◆ Task statement:
A line qualifies if it holds the string "Please". Copy every qualifying line from the records.
Material shown Start Marker
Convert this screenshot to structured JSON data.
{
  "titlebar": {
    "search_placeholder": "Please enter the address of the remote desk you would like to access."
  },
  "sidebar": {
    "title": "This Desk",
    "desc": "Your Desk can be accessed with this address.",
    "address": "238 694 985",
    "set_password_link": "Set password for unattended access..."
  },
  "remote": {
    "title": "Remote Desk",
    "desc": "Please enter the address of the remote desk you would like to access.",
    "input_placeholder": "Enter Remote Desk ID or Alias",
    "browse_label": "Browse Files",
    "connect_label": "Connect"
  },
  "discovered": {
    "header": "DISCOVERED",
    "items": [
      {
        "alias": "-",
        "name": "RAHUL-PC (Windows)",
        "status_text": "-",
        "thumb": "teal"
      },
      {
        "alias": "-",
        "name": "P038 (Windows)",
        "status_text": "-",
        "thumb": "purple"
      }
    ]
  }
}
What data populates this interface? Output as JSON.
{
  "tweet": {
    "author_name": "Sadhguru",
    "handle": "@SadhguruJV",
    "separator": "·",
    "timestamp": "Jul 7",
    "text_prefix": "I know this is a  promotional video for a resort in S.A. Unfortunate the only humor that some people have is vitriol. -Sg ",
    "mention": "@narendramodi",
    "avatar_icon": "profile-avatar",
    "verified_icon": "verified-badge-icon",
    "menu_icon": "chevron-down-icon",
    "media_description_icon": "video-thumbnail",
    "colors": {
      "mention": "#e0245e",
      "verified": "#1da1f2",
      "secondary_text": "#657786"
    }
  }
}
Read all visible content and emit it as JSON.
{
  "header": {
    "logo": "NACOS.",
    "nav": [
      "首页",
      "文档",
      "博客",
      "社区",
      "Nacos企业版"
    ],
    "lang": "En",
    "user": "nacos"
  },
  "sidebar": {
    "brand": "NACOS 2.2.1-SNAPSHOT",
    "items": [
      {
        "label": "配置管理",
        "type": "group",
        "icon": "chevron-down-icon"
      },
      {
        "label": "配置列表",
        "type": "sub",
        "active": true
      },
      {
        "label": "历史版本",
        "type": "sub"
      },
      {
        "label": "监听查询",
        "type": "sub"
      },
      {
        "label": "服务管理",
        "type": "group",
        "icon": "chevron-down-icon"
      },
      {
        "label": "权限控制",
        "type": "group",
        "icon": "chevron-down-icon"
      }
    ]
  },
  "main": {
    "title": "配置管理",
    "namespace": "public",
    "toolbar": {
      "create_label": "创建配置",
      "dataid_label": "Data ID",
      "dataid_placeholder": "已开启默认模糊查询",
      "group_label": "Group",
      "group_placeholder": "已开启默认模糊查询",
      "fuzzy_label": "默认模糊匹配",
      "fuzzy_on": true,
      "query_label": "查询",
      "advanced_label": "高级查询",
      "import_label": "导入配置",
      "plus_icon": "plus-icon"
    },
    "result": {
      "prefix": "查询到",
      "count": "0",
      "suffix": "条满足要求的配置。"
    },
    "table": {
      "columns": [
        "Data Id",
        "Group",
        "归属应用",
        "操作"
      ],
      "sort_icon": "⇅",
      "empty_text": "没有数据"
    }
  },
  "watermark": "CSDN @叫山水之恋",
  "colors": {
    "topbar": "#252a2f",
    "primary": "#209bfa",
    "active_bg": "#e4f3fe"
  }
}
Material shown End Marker
◆ Task solution:
    "search_placeholder": "Please enter the address of the remote desk you would like to access."
    "desc": "Please enter the address of the remote desk you would like to access.",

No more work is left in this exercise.